There’s some ambiguity there around what the user wants, and they would be surprised to find the laser firing outside of the circle. It’s not completely insane to reserve one color value to stand in for transparency, but it would be nice if it were documented and if it were possible to turn it off if you’re using a PNG or SVG that has actual transparency.

We’re looking at two different, but adjacent sentences: “Your min setting will be minimum power for 1% and the max power you set will be for 100% gray (which is actually black).”

I didn’t mean to imply you didn’t have a valid point. I agree, we should all be in the habit of referring to Glowforge power levels without instinctively adding a “percent”, because they’re not percent. Kind of like how it took me a while to unlearn “degrees Kelvin”.

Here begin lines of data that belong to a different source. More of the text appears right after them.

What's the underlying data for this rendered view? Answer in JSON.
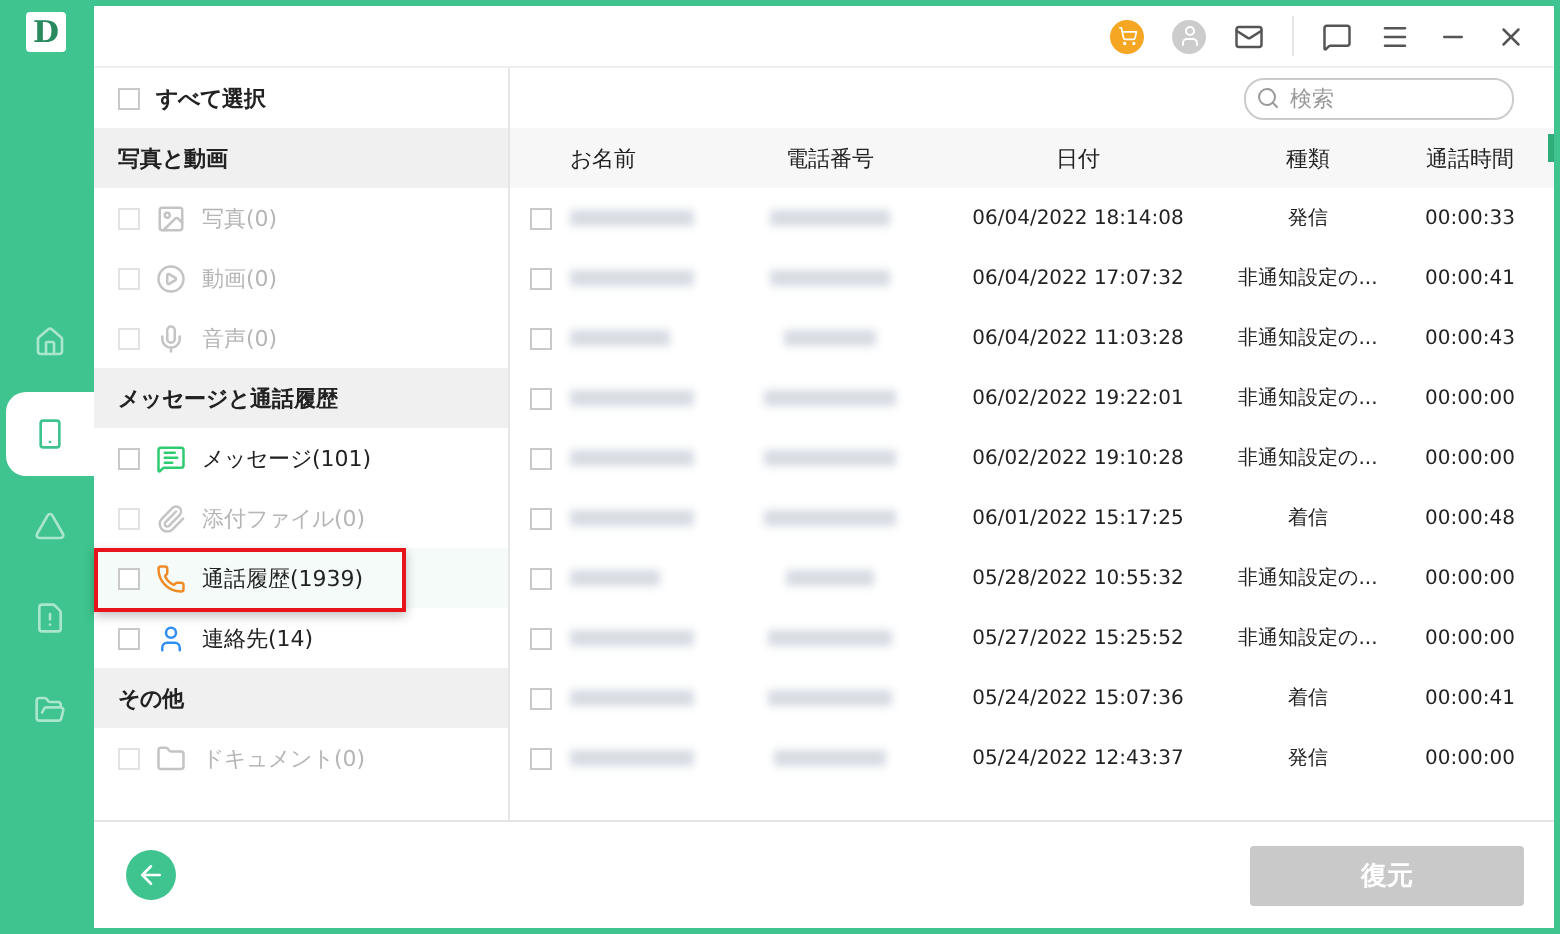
{
  "nav": [
    {
      "selected": false
    },
    {
      "selected": true
    },
    {
      "selected": false
    },
    {
      "selected": false
    },
    {
      "selected": false
    }
  ],
  "select_all": {
    "label": "すべて選択",
    "checked": false
  },
  "categories": [
    {
      "title": "写真と動画",
      "items": [
        {
          "label": "写真(0)",
          "disabled": true,
          "checked": false,
          "selected": false
        },
        {
          "label": "動画(0)",
          "disabled": true,
          "checked": false,
          "selected": false
        },
        {
          "label": "音声(0)",
          "disabled": true,
          "checked": false,
          "selected": false
        }
      ]
    },
    {
      "title": "メッセージと通話履歴",
      "items": [
        {
          "label": "メッセージ(101)",
          "disabled": false,
          "checked": false,
          "selected": false
        },
        {
          "label": "添付ファイル(0)",
          "disabled": true,
          "checked": false,
          "selected": false
        },
        {
          "label": "通話履歴(1939)",
          "disabled": false,
          "checked": false,
          "selected": true
        },
        {
          "label": "連絡先(14)",
          "disabled": false,
          "checked": false,
          "selected": false
        }
      ]
    },
    {
      "title": "その他",
      "items": [
        {
          "label": "ドキュメント(0)",
          "disabled": true,
          "checked": false,
          "selected": false
        }
      ]
    }
  ],
  "search": {
    "placeholder": "検索"
  },
  "table": {
    "columns": [
      "お名前",
      "電話番号",
      "日付",
      "種類",
      "通話時間"
    ],
    "rows": [
      {
        "checked": false,
        "date": "06/04/2022 18:14:08",
        "type": "発信",
        "duration": "00:00:33"
      },
      {
        "checked": false,
        "date": "06/04/2022 17:07:32",
        "type": "非通知設定の...",
        "duration": "00:00:41"
      },
      {
        "checked": false,
        "date": "06/04/2022 11:03:28",
        "type": "非通知設定の...",
        "duration": "00:00:43"
      },
      {
        "checked": false,
        "date": "06/02/2022 19:22:01",
        "type": "非通知設定の...",
        "duration": "00:00:00"
      },
      {
        "checked": false,
        "date": "06/02/2022 19:10:28",
        "type": "非通知設定の...",
        "duration": "00:00:00"
      },
      {
        "checked": false,
        "date": "06/01/2022 15:17:25",
        "type": "着信",
        "duration": "00:00:48"
      },
      {
        "checked": false,
        "date": "05/28/2022 10:55:32",
        "type": "非通知設定の...",
        "duration": "00:00:00"
      },
      {
        "checked": false,
        "date": "05/27/2022 15:25:52",
        "type": "非通知設定の...",
        "duration": "00:00:00"
      },
      {
        "checked": false,
        "date": "05/24/2022 15:07:36",
        "type": "着信",
        "duration": "00:00:41"
      },
      {
        "checked": false,
        "date": "05/24/2022 12:43:37",
        "type": "発信",
        "duration": "00:00:00"
      }
    ]
  },
  "logo": "D",
  "restore_button": {
    "label": "復元",
    "disabled": true
  }
}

If I’m using a masked material like PG, I always set it at 5 power level for min. Otherwise set at 0 it will burn the top of the masking away but not the glue and it’s a PITA to clean it off (okay not hard, just a brush of alcohol, but another step).


Ah! So you’re saying in the area where it’s white, the head would still move across it and fire the laser at power 0. Where you and I would have made that part transparent, somebody else may not intuit that and not get what’s happening. Sure, that makes sense.

So! I think what I’d really like to see is 0 representing white. To me that just makes sense since white is included in greyscale. With an “Ignore white” checkbox so the head doesn’t travel unnecessarily.

Man! This power 0 thing is a real surprise to me! So let me see if I get this… If you set min power to 5, anything that’s gray will at least do 5 power, but white is still “real” 0?


@Chris1, @Tom_A and @jamesdhatch: Keep teasing it out. This conversation is uncovering important variables that I didn’t realize.


Yes. 5 will burn the glue but not the material underneath (on my PRU - you probably want to check your prod unit for your number - I expect it’s pretty close).


No, you’re right. I referred to power as percentage and it’s not.

I used the output method @takitus mentioned in the other thread - it’s the easiest way I know of to quickly and accurately change pure white.

I could have changed it to 254 for absolute precision but I just dragged it a bit and ended up around 249-250. It was close enough for my needs.

Which leads me to, @chris1 - yes, there is more granularity in there than 1-100% gray. For the action of burning wood though, I find the scale of 1-100% accurate enough for my purposes and it’s an easier idea to relate than .028% gray and in the end, we humans can’t really discern between grays very well. I think we can only “see”/identify about 30-35 shades.

I can see where this trips people up and I can see both sides of how it should be done as far as minimum power should be minimum power for the project, or whites should be ignored. Or transparency should be ignored. I feel like they implemented it correctly but the process of not allowing pure white in a file isn’t exactly common knowledge.

I can see cases where i would want pure white just ignored - and I can see cases where I would want it marked (like my above example). Maybe a checkbox here might be best, maybe not. The merits of such would need more than the 3 minutes I’ve thought about it.


Since we are nitpicking about accuracy of statements - no. As part of the Glowforge motion planning, it’s intelligent enough to use pure white as a motion boundary rather than traversing across the raster file edge to edge.

For example, if I had a 500px x 500px raster image with a white background and in the center, I dropped a black circle to engrave, the motion planner wouldn’t make it traverse the full 500 pixels across X every line - it would travel (and overshoot just a bit, I believe) just for enough to start the next line of engraving. That’s a simplified example - but the answer is, it will just travel just as far as it needs to make the next engrave line.


And on a further note - having 0 populated in the min power box is actually a bug more than likely. It should really be populated with a 1. I’m not at the app at the moment - but I’m relatively certain that If you change the input, you can’t go back to 0. The minimum is 1.